Business career[edit]

At the conclusion of his 24-year career in the Army, Dawkins retired with the rank of brigadier general in 1983. Following his retirement from the Army, Dawkins took up a position as a partner in the Wall Street firm Lehman Brothers,[11] later becoming vice-chairman of Bain & Company. In 1991, he moved on to become chairman and CEO of Primerica. Dawkins was a senior partner at Flintlock Capital Asset Management and is currently a senior advisor for Virtu Financial.

Political career[edit]

Sometime before April 1987, Dawkins established residence in Rumson, New Jersey. He ran for the U.S. Senate as a Republican against New Jersey's incumbent Democratic U.S. Senator, Frank Lautenberg, in 1988.[12] The race was notable for the negative tone that emerged from both sides and for Lautenberg's criticism of Dawkins's lack of roots in the state.[13] Dawkins lost in the general election by an eight-point margin.
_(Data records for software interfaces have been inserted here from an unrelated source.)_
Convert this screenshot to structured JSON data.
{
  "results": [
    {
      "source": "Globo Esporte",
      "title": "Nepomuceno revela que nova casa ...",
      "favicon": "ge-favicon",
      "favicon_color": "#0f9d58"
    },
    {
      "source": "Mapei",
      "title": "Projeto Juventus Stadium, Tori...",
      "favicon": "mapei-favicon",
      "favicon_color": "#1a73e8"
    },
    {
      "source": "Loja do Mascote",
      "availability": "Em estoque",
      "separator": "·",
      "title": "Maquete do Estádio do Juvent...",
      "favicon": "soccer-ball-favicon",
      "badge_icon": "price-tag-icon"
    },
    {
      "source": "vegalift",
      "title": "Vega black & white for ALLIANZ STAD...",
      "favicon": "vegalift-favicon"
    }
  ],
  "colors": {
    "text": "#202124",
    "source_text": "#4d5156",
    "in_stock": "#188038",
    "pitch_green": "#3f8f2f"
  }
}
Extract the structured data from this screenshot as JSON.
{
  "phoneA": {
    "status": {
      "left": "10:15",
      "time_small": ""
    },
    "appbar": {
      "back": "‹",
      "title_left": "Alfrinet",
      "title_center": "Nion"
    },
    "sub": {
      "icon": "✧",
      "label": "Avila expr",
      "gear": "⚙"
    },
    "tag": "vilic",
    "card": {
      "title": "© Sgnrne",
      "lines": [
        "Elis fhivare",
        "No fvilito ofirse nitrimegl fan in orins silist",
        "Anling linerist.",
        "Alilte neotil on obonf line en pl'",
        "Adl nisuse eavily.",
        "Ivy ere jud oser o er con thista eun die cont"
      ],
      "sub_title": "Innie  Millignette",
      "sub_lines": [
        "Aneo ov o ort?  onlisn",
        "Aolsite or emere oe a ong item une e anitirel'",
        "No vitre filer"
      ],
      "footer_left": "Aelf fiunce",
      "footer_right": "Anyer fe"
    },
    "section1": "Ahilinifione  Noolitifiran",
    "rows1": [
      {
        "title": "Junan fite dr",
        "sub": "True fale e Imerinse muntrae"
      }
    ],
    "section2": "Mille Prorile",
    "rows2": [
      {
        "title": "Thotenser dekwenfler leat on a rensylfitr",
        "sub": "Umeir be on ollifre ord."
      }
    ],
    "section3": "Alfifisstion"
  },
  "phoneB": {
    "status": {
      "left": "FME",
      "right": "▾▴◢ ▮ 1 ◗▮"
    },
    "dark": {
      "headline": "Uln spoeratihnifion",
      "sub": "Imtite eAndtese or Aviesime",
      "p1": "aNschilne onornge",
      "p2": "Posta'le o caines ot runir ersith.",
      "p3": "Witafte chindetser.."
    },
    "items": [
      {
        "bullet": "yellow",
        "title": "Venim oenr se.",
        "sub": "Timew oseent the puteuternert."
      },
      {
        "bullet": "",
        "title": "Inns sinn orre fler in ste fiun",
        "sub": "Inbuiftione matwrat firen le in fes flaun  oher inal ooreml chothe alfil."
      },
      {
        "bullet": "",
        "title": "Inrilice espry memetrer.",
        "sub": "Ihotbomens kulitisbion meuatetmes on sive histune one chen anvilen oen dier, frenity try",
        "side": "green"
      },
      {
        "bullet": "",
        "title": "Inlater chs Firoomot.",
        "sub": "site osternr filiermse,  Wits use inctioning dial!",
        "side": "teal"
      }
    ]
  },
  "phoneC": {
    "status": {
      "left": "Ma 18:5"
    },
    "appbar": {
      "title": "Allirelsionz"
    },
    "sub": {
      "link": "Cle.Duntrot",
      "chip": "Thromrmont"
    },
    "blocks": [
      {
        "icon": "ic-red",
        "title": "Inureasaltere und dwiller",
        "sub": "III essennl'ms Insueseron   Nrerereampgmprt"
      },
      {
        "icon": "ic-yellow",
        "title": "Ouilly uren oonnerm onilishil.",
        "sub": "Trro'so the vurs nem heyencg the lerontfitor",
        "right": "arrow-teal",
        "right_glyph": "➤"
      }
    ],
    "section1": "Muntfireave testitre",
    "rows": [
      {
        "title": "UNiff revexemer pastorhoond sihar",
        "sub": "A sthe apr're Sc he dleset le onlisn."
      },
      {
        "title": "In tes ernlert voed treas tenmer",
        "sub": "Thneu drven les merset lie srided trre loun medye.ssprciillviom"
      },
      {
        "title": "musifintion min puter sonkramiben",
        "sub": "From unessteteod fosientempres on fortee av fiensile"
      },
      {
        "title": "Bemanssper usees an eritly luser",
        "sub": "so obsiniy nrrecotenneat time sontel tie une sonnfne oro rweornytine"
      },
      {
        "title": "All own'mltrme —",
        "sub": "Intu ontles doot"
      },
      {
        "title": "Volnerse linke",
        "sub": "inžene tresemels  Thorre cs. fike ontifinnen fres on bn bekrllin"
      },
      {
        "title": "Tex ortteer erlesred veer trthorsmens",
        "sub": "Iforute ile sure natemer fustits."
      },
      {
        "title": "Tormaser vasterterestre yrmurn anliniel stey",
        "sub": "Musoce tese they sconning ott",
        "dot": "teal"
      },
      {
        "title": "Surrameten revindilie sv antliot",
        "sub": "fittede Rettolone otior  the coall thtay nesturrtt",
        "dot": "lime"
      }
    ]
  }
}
Electoral history[edit]

External image
image icon Pete Dawkins on the cover of Life Magazine published on April 8, 1966. Displayed at Cover Browser.
  • United States Senate election in New Jersey, 1988[14]


  1. ^ "Golden Plate Awardees of the American Academy of Achievement". www.achievement.org. American Academy of Achievement.
  2. ^ Wade, Larry (July 14, 1983). "American Academy of Achievement fills Coronado with famous names" (PDF). Coronado Journal.
  3. ^ "Dawkins". The Thayer Hotel. Retrieved 2023-10-09.
  4. ^ "NFF Announces 2007 Major Awards Recipients". National Football Foundation. 2007-05-17. Archived from the original on 2007-05-19. Retrieved 2007-05-25.
  5. ^ BlackKnight Nation (2021-11-26). Pete Dawkins | Black Knight Nation Podcast. Retrieved 2024-06-10 – via YouTube.
  6. ^ Robinson, Joshua (December 9, 2009). "From Harvard's Gridiron to Oxford's Rugby Pitch". New York Times. Retrieved 2009-12-09.
  7. ^ a b Pete Dawkins
  8. ^ Pete Dawkins Awards
  9. ^ "Captain Pete Dawkins Keeps on Winning". Life Magazine. 40 (14). Times Inc.: cover April 8, 1966. ISSN 0024-3019. Retrieved September 6, 2020 – via Google Books.
  10. ^ Department of Defense. Department of the Army. Office of the Deputy Chief of Staff for Operations. U.S. Army Audiovisual Center (1966). "A Nation Builds Under Fire". Series: Motion Picture Films From "The Big Picture" Television Program Series, number 695 (ca. 1950 - ca. 1975). National Archive identifier: 2569876. This video is also available via Internet Archive. Pete Dawkins appears with John Wayne in 13:25 and following minutes.
  11. ^ Heisman.com - Pete Dawkins
  12. ^ Staff. "Panel Formed to Back Senate Bid by Dawkins", The New York Times, April 1, 1987. Accessed September 27, 2015. "Mr. Dawkins is 48 years old and has purchased a home in Rumson."
  13. ^ Donna Cassata and Bruck Shipkowski (3 June 2013). "New Jersey Sen. Frank Lautenberg dies at age 89". The Daily Item. Associated Press. Retrieved 2021-10-18.
  14. ^ "Votes Cast for United States Senator at the General Election held November 8, 1988" (PDF). NJ.gov. Retrieved September 6, 2023.

External links[edit]

Party political offices
Preceded by Republican nominee for U.S. Senator from New Jersey
(Class 1)

Succeeded by